(Your instructions):
Copy out every line of the records in which "JSON" can be found.
[Given records — start]
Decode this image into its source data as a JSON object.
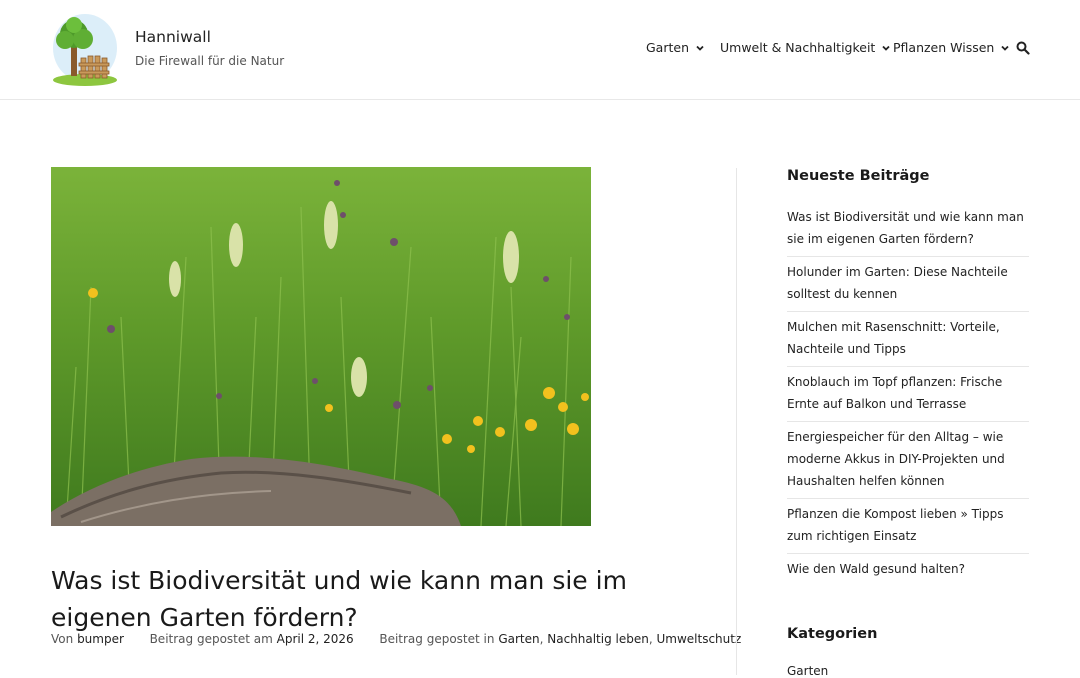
{
  "header": {
    "site_title": "Hanniwall",
    "site_description": "Die Firewall für die Natur",
    "logo_icon": "tree-fence-logo",
    "nav": [
      {
        "label": "Garten",
        "icon": "chevron-down-icon"
      },
      {
        "label": "Umwelt & Nachhaltigkeit",
        "icon": "chevron-down-icon"
      },
      {
        "label": "Pflanzen Wissen",
        "icon": "chevron-down-icon"
      }
    ],
    "search_icon": "search-icon"
  },
  "post": {
    "image_alt": "Wildblumenwiese mit Totholz",
    "title": "Was ist Biodiversität und wie kann man sie im eigenen Garten fördern?",
    "meta": {
      "author_prefix": "Von",
      "author": "bumper",
      "date_prefix": "Beitrag gepostet am",
      "date": "April 2, 2026",
      "category_prefix": "Beitrag gepostet in",
      "categories": [
        "Garten",
        "Nachhaltig leben",
        "Umweltschutz"
      ]
    }
  },
  "sidebar": {
    "recent_title": "Neueste Beiträge",
    "recent_posts": [
      "Was ist Biodiversität und wie kann man sie im eigenen Garten fördern?",
      "Holunder im Garten: Diese Nachteile solltest du kennen",
      "Mulchen mit Rasenschnitt: Vorteile, Nachteile und Tipps",
      "Knoblauch im Topf pflanzen: Frische Ernte auf Balkon und Terrasse",
      "Energiespeicher für den Alltag – wie moderne Akkus in DIY-Projekten und Haushalten helfen können",
      "Pflanzen die Kompost lieben » Tipps zum richtigen Einsatz",
      "Wie den Wald gesund halten?"
    ],
    "categories_title": "Kategorien",
    "categories": [
      "Garten"
    ]
  },
  "colors": {
    "text": "#222222",
    "muted": "#555555",
    "border": "#e6e6e6"
  }
}
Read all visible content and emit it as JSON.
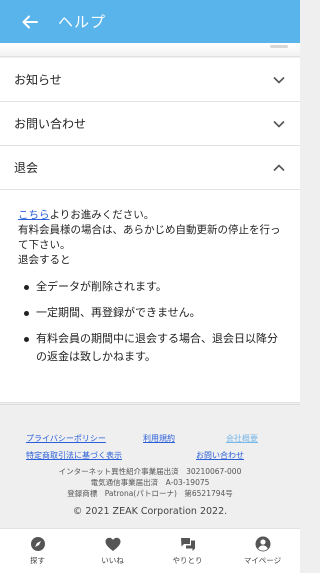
{
  "header": {
    "title": "ヘルプ"
  },
  "accordion": {
    "items": [
      {
        "label": "お知らせ",
        "expanded": false
      },
      {
        "label": "お問い合わせ",
        "expanded": false
      },
      {
        "label": "退会",
        "expanded": true
      }
    ]
  },
  "withdrawal": {
    "link_text": "こちら",
    "line1_rest": "よりお進みください。",
    "line2": "有料会員様の場合は、あらかじめ自動更新の停止を行って下さい。",
    "line3": "退会すると",
    "bullets": [
      "全データが削除されます。",
      "一定期間、再登録ができません。",
      "有料会員の期間中に退会する場合、退会日以降分の返金は致しかねます。"
    ]
  },
  "footer": {
    "links": {
      "privacy": "プライバシーポリシー",
      "terms": "利用規約",
      "company": "会社概要",
      "commerce": "特定商取引法に基づく表示",
      "contact": "お問い合わせ"
    },
    "registrations": [
      "インターネット異性紹介事業届出済　30210067-000",
      "電気通信事業届出済　A-03-19075",
      "登録商標　Patrona(パトローナ)　第6521794号"
    ],
    "copyright": "© 2021 ZEAK Corporation 2022."
  },
  "tabbar": {
    "items": [
      {
        "label": "探す",
        "icon": "compass-icon"
      },
      {
        "label": "いいね",
        "icon": "heart-icon"
      },
      {
        "label": "やりとり",
        "icon": "chat-icon"
      },
      {
        "label": "マイページ",
        "icon": "user-icon"
      }
    ]
  },
  "colors": {
    "header": "#5ab4ec",
    "link": "#2a5fd8",
    "link_light": "#7ab8e8"
  }
}
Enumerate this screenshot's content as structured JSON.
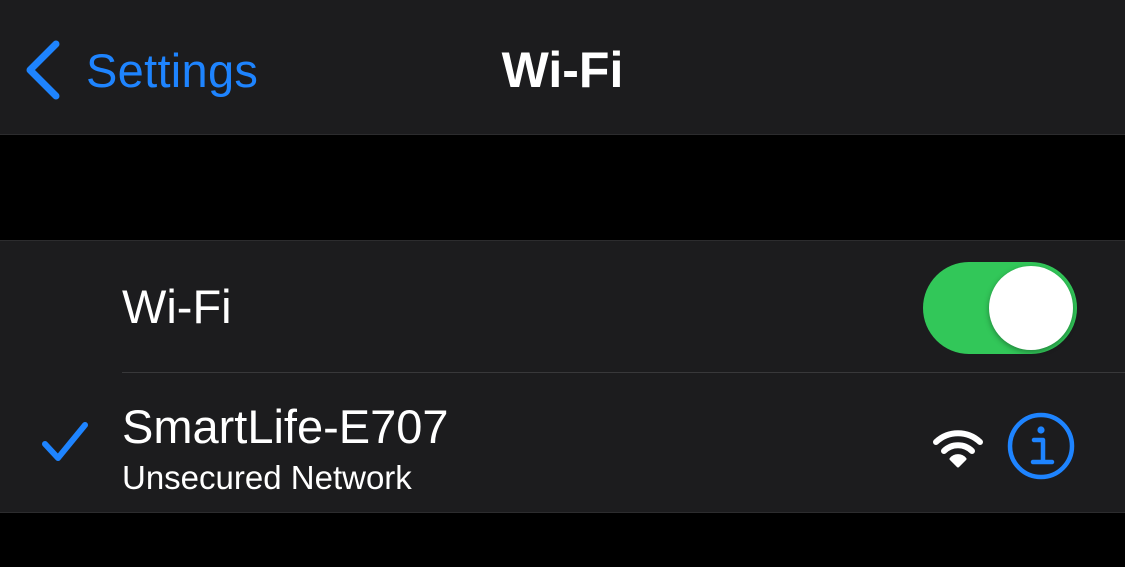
{
  "nav": {
    "back_label": "Settings",
    "title": "Wi-Fi"
  },
  "wifi_row": {
    "label": "Wi-Fi",
    "toggle_on": true
  },
  "network": {
    "name": "SmartLife-E707",
    "subtitle": "Unsecured Network",
    "connected": true,
    "signal_icon": "wifi-signal-icon",
    "info_icon": "info-icon"
  },
  "colors": {
    "accent": "#1e84ff",
    "toggle_on": "#32c759",
    "cell_background": "#1c1c1e",
    "page_background": "#000000"
  }
}
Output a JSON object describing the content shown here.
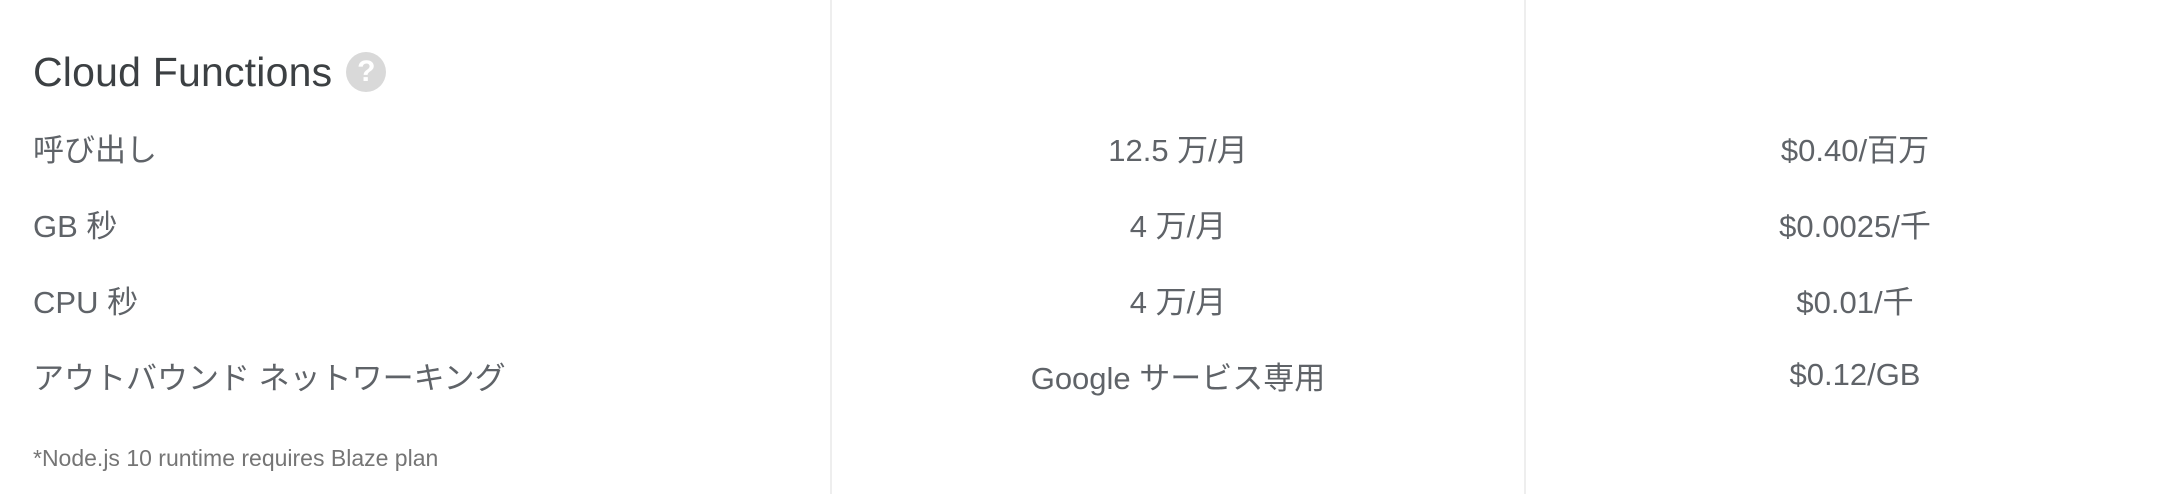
{
  "section": {
    "title": "Cloud Functions",
    "help_icon": "help-circle-icon"
  },
  "rows": [
    {
      "label": "呼び出し",
      "free_tier": "12.5 万/月",
      "price": "$0.40/百万"
    },
    {
      "label": "GB 秒",
      "free_tier": "4 万/月",
      "price": "$0.0025/千"
    },
    {
      "label": "CPU 秒",
      "free_tier": "4 万/月",
      "price": "$0.01/千"
    },
    {
      "label": "アウトバウンド ネットワーキング",
      "free_tier": "Google サービス専用",
      "price": "$0.12/GB"
    }
  ],
  "footnote": "*Node.js 10 runtime requires Blaze plan",
  "colors": {
    "title": "#3c4043",
    "text": "#5f6368",
    "divider": "#eeeeee",
    "help_icon_bg": "#d9d9d9"
  }
}
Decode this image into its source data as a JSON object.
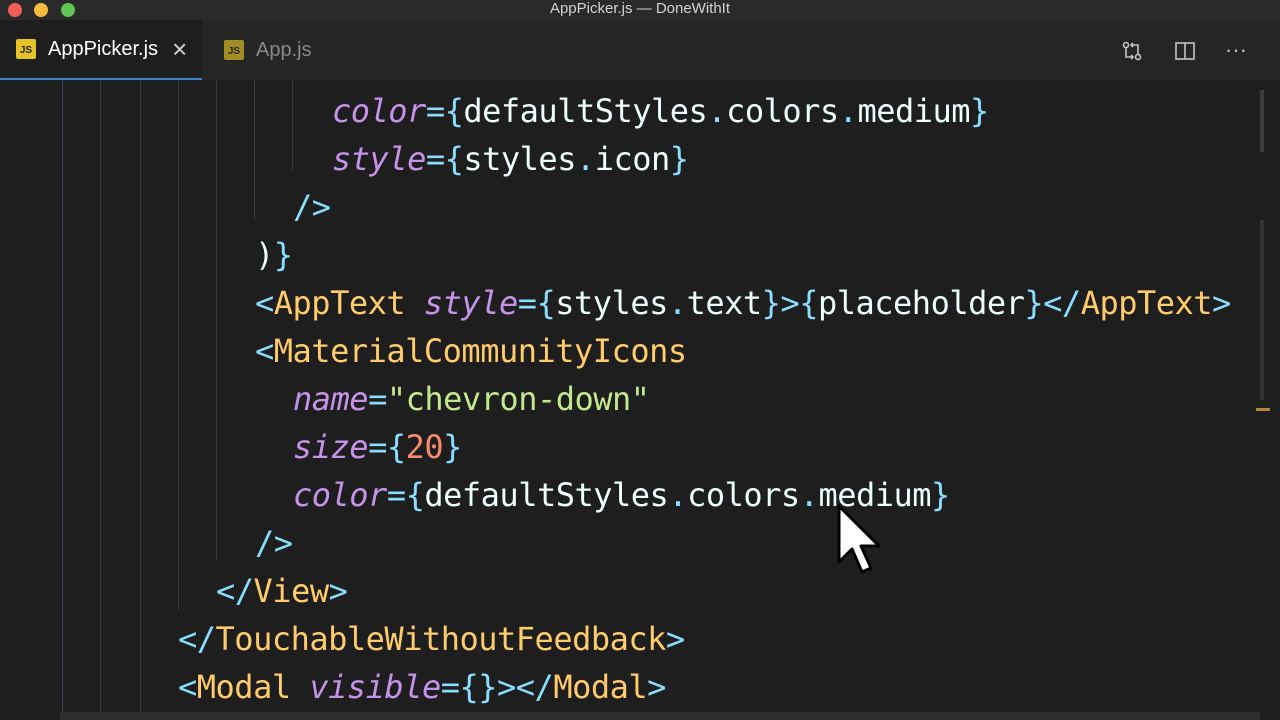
{
  "window": {
    "title": "AppPicker.js — DoneWithIt"
  },
  "tabs": [
    {
      "label": "AppPicker.js",
      "icon": "JS",
      "active": true
    },
    {
      "label": "App.js",
      "icon": "JS",
      "active": false
    }
  ],
  "toolbar": {
    "compare_icon": "compare-changes-icon",
    "split_icon": "split-editor-icon",
    "more_label": "···"
  },
  "code": {
    "l1": {
      "attr": "color",
      "eq": "=",
      "ob": "{",
      "a": "defaultStyles",
      "d1": ".",
      "b": "colors",
      "d2": ".",
      "c": "medium",
      "cb": "}"
    },
    "l2": {
      "attr": "style",
      "eq": "=",
      "ob": "{",
      "a": "styles",
      "d1": ".",
      "b": "icon",
      "cb": "}"
    },
    "l3": {
      "close": "/>"
    },
    "l4": {
      "p": ")",
      "cb": "}"
    },
    "l5": {
      "lt": "<",
      "tag": "AppText",
      "sp": " ",
      "attr": "style",
      "eq": "=",
      "ob": "{",
      "a": "styles",
      "d": ".",
      "b": "text",
      "cb": "}",
      "gt": ">",
      "ob2": "{",
      "c": "placeholder",
      "cb2": "}",
      "lt2": "</",
      "tag2": "AppText",
      "gt2": ">"
    },
    "l6": {
      "lt": "<",
      "tag": "MaterialCommunityIcons"
    },
    "l7": {
      "attr": "name",
      "eq": "=",
      "q1": "\"",
      "str": "chevron-down",
      "q2": "\""
    },
    "l8": {
      "attr": "size",
      "eq": "=",
      "ob": "{",
      "num": "20",
      "cb": "}"
    },
    "l9": {
      "attr": "color",
      "eq": "=",
      "ob": "{",
      "a": "defaultStyles",
      "d1": ".",
      "b": "colors",
      "d2": ".",
      "c": "medium",
      "cb": "}"
    },
    "l10": {
      "close": "/>"
    },
    "l11": {
      "lt": "</",
      "tag": "View",
      "gt": ">"
    },
    "l12": {
      "lt": "</",
      "tag": "TouchableWithoutFeedback",
      "gt": ">"
    },
    "l13": {
      "lt": "<",
      "tag": "Modal",
      "sp": " ",
      "attr": "visible",
      "eq": "=",
      "ob": "{",
      "cb": "}",
      "gt": ">",
      "lt2": "</",
      "tag2": "Modal",
      "gt2": ">"
    }
  },
  "colors": {
    "background": "#1e1e1e",
    "attribute": "#c792ea",
    "punctuation": "#89ddff",
    "tag": "#ffcb6b",
    "string": "#c3e88d",
    "number": "#f78c6c",
    "active_tab_border": "#3b82c4"
  }
}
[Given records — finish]
(Answer space):
Decode this image into its source data as a JSON object.
Read all visible content and emit it as JSON.
Enumerate this screenshot's content as structured JSON.
Output a JSON object describing the content shown here.
Decode this image into its source data as a JSON object.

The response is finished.